The wondrous Tsukiji market
When westerners get in their cars every morning, it’s safe to say very few think actively and empathetically for the assembly-line workers who built the machine; the burns, cuts, or scars production may have caused them, or even their deteriorating health from years in factory life. The same could be said for construction workers who build our homes, or even the ER nurses working forty-eight hour shifts to make sure we are healthy. What doesn’t fit into this category, what is increasingly scorned and mourned publicly, is the toll that is taken on all those associated with the food we eat. We have become, on a general level, much more conscious of what goes into our bodies and how it gets there.
Who is harmed or treated unfairly to put this slab on our plate? How are the original sources (the cows, pigs, and yes even the soil contaminated to make vegetables grow larger and quicker) being abused? These issues surround no one food source more than the Japanese fish trade, which in Tokyo at least comes to a head as a world-renown destination and darkly-viewed ground zero for these issues.
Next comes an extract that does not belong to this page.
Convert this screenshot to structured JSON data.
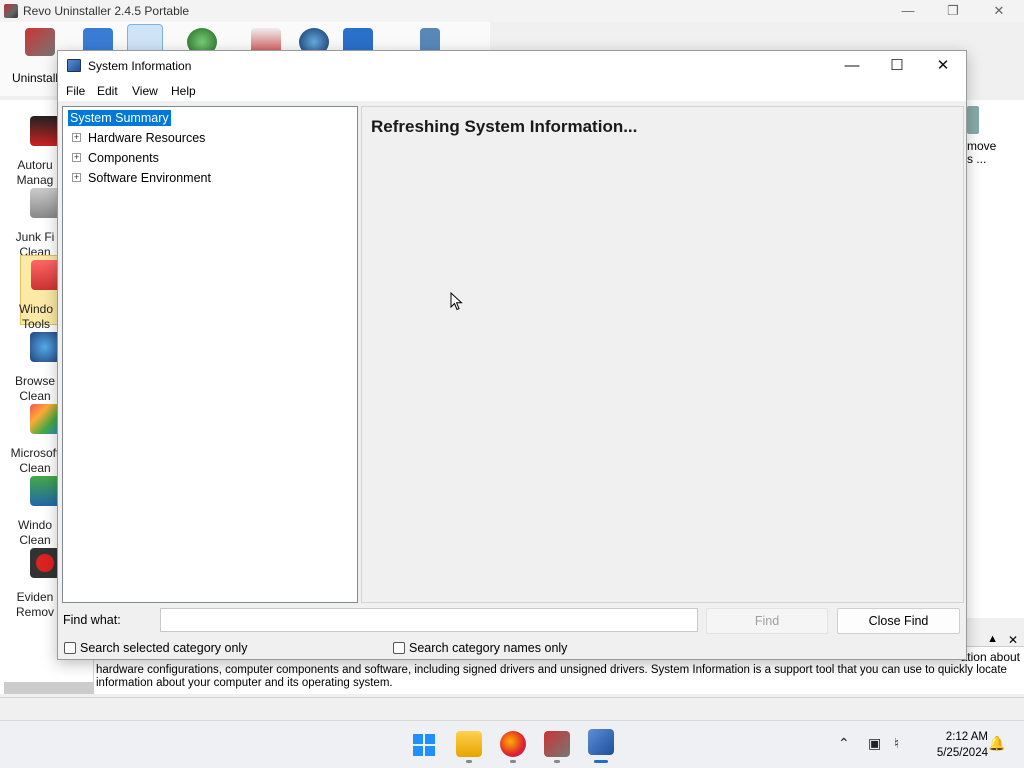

This issue is so vast, and our time to travel and explore is often so limited that we’ll restrict our view into Tokyo as a travel destination and learning opportunity through the eyes of my personal favorite kind of fish: sushi. One of the first things you’ll notice, or at least should be on the look out for, is how much of the fresh authentic sushi that you’ll find in almost any restaurant is more likely to have been caught ten miles from your home than it was even one hundred miles from your restaurant.
Nearly a quarter of all Bluefin tuna imported into Japan comes from the United States, and that’s just one fish. The sushi trade has been as lauded as it’s been criticized for it’s comparatively pure reliance on supply and demand. As governments have more and more protected the Bluefin tuna, its demand has gone up. Early this year, one Bluefin sold at the famous Tsukiji fish market auction for $1.8 million USD.
But this is meant to encourage your exploration, not discourage your sense of what makes Tokyo sushi authentic. The Tsukiji market’s Outer-Market is loaded with retailors for personal consumption while the auctions and wholesale trade takes place in the Inner-Market. Browsing through the market it seems there are two ways of seeing the fish before you: you can hold firm to the irrationality of these tuna flown in from New England to sell to locals, as well as New England tourists, a food that forty years ago was considered disgusting by most Americans and Europeans.
Or you can see what is still beautiful about the Japanese relationship to these fish. Many of the markets that import from around the world send “tuna techs” as they are known to New England, Spain, Croatia, and the other tuna exporting countries to teach fisherman how to properly catch, cut, and determine which fish are of the proper quality to be sold at Tsukiji. It may seem neurotic or controlling but it is neither. It comes from a place of pride and respect for the fish and consumers alike.
Locals and in-the-know activists will surely have their own views on where to travel to get the “truth” about the international fish trade but for curious travelers and non-ideological investigators, Tokyo should be embraced specifically for the range of views one can take away from it. Moving beyond the market, an important part of any investigatory trip is to view your subject “in action.”
The small restaurants Daisho Siusan, Tonsui, and Sushi Sawada are frequently praised as the best of the more traditional end of the sushi spectrum. Also make sure to carve out some time to visit restaurants featuring the distinctly Japanese, kaitenzushi method of serving. Also known as “conveyor belt sushi” these restaurants often have no menus and very few servers.
Instead a long conveyer belt with plates of one or two pieces of sushi roves its way throughout the restaurant and patrons pick and choose the bites they want. The plates are often colored different to represent the price of each piece. This is as entertaining an experience as it is eye opening.
The lack of westernized sushi entrees like the ubiquitous Sushi/Sashimi Combination For Two is reflective of the respect for the fish themselves and the food as its own cultural institution. Sushi is to be savored not merely ingested.
More “contemporary” approaches to the cuisine can be found almost anywhere but I recommend seeking out those who hold as true as possible to the ancient ethos of sushi culture to get the best understanding of how this fish is regarded and, perhaps, why some are willing to do almost anything to keep it available. The catching and trading of sushi-grade fish is not a perfect system but not all those involved with the trade are out to do harm to consumers or the fish themselves. It’s a complex relationship that is best understood on the personal level.
Spending time at the Tsukiji market and taking several hours to eat one piece at a time will if nothing else bring you closer to understanding, if not totally approving of, the journey these fish take throughout our physical and cultural lives. And for many, that is precisely what sushi in Tokyo is all about.
There’s Something Fishy in Tokyo (And It’s American Made)
By T.S. Allen